We just say “the Olympics” when we talk about our rainy national park, a bumpy line of peaks we can see over the Sound. Named for the home of the gods, Olympic National Park reigns as the fifth most visited national park in the country. Its three million annual visitors rank just behind blockbusters like Yosemite and Yellowstone.

It helps that Olympic National Park is in pieces: one big round blob encompassing the peaks and rain forest, then a sliver that runs a third of the length of Washington’s Pacific shore. Visitors stream into the meadows of Hurricane Ridge, the sands of Kalaloch, and the forest canopies of Hoh—or all three. 

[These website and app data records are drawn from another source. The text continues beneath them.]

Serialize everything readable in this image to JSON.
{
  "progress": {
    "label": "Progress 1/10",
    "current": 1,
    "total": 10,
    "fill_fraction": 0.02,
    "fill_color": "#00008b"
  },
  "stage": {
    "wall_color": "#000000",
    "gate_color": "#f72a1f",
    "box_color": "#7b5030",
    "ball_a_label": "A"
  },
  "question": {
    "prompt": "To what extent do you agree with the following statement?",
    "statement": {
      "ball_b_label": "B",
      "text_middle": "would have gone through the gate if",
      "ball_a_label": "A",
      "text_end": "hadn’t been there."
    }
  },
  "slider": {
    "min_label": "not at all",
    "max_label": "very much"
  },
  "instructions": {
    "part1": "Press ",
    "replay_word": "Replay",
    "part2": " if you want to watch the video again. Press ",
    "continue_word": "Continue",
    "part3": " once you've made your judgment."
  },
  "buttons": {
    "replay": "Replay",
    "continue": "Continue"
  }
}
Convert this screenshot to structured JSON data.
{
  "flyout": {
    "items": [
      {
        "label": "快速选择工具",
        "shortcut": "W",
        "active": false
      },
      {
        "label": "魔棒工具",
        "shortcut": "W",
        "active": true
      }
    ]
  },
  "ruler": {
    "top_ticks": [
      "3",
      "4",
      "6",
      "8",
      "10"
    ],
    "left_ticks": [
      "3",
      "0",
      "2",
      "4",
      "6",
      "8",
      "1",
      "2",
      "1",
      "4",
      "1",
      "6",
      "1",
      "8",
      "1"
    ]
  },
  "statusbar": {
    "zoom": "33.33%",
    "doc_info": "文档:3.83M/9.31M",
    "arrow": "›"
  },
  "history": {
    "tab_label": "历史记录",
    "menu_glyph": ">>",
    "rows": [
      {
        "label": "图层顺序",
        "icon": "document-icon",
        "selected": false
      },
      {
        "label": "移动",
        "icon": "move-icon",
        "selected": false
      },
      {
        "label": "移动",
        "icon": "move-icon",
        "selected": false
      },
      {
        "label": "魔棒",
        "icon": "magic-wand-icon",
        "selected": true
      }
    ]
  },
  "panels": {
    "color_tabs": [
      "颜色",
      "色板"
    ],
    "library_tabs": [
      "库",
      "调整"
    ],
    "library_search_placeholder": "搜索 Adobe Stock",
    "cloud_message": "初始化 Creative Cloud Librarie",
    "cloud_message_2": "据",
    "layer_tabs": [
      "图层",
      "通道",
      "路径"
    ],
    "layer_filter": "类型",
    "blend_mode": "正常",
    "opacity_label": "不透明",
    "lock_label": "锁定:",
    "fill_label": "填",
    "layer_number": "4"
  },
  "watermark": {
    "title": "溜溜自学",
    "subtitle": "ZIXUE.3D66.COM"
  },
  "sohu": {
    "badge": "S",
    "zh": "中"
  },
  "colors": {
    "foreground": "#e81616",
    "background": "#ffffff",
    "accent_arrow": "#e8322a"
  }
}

It took two Presidents Roosevelt to preserve the nearly one million acres of Olympic National Park. Today it cradles forest creatures you won’t find anywhere else, rare temperate rain forest where winters drown in up to 14 feet of rain, and the largest unmanaged elk herd in the world. But now the park faces dwindling federal funding, and the challenge of removing dams that have gummed up its rivers for a century. Zeus may have lived on Olympus once upon a time, but these days the Olympics, and the expansive lands that make up Olympic National Park, are our treasure and our responsibility.

In This Feature:

Olympic National Park

10 Top Places to Visit in Olympic National Park

Whether you're hiking, camping, boating, or all the above—these are the must-visit places for your trip's itinerary.

  • Published 07/22/2011

Olympic National Park

Follow the Park Ranger (On a Bear Hunt)

Olympic National Park ranger Susannah “Sanny” Lustig leads us on a bear hunt.

  • By Allison Williams
  • Published 07/22/2011

Olympic National Park

Insider’s Guide to Olympic National Park: Summer Things to Do

Stargaze at Hurricane Ridge, swim in the mineral pools of the Sol Duc Valley, or rock climb Mount Cruiser.

  • By Allison Williams
  • Published 07/22/2011

Article

Insider’s Guide to Olympic National Park: Park Trails You Don’t Know

The best hiking trails you don’t know in Olympic National Park.

  • By Allison Williams
  • Published 07/22/2011

Article

Insider’s Guide to Olympic National Park: Poet of the Park

Tim McNulty serves as unofficial poet laureate of Olympic National Park.

  • By Allison Williams
  • Published 07/22/2011

Slideshow

Insider’s Guide to Olympic National Park: Art of the Park

Peter Malarkey, Steve Davis, Eirik Johnson, and N.P. Bank Note Company present the Olympic Peninsula through different lens.

  • Published 07/22/2011

Article

Insider’s Guide to Olympic National Park: Places to Stay in the Park

The best places to stay in Olympic National Park.

  • By Allison Williams
  • Published 07/22/2011

Article

Insider’s Guide to Olympic National Park: The Marmot Brigade

This summer, more than 100 volunteers will scour Olympic National Park for evidence of Marmota olympus, our own special marmot.

  • By Allison Williams
  • Published 07/22/2011

Article

Insider’s Guide to Olympic National Park: Where the Wild Things Are

A field guide to the animals of Olympic National Park.

  • Published 07/22/2011

Article

Insider’s Guide to Olympic National Park: Art of the Park

Peter Malarkey, Steve Davis, Eirik Johnson, and N.P. Bank Note Company present the Olympic Peninsula through different lens.

  • By Allison Williams
  • Published 07/22/2011

Article

Insider’s Guide to Olympic National Park: Essential Rain Gear

Essential rain gear for Olympic National Park.

  • By Lisa Han
  • Published 07/22/2011

Article

Insider’s Guide to Olympic National Park: Saving the Park

Helping to preserve Olympic National Park: Washington National Park Fund, Backcountry Horsemen of Washington, Student Conservation Association, Friends of Olympic National Park, and Olympic Park Institute.

  • By Annie Rose Favreau
  • Published 07/22/2011

Article

Insider’s Guide to Olympic National Park: Timeline of Olympic National Park

A history of Olympic National Park.

  • By Julia Scherzinger
  • Published 07/22/2011

Article

The Elwha's Last Dam Summer

It began 25 years ago as a radical idea: destroying two dams to save the Elwha River. It ends this month as a commonsense solution. Gentlemen, start your jackhammers.

  • By Bruce Barcott
  • Published 07/22/2011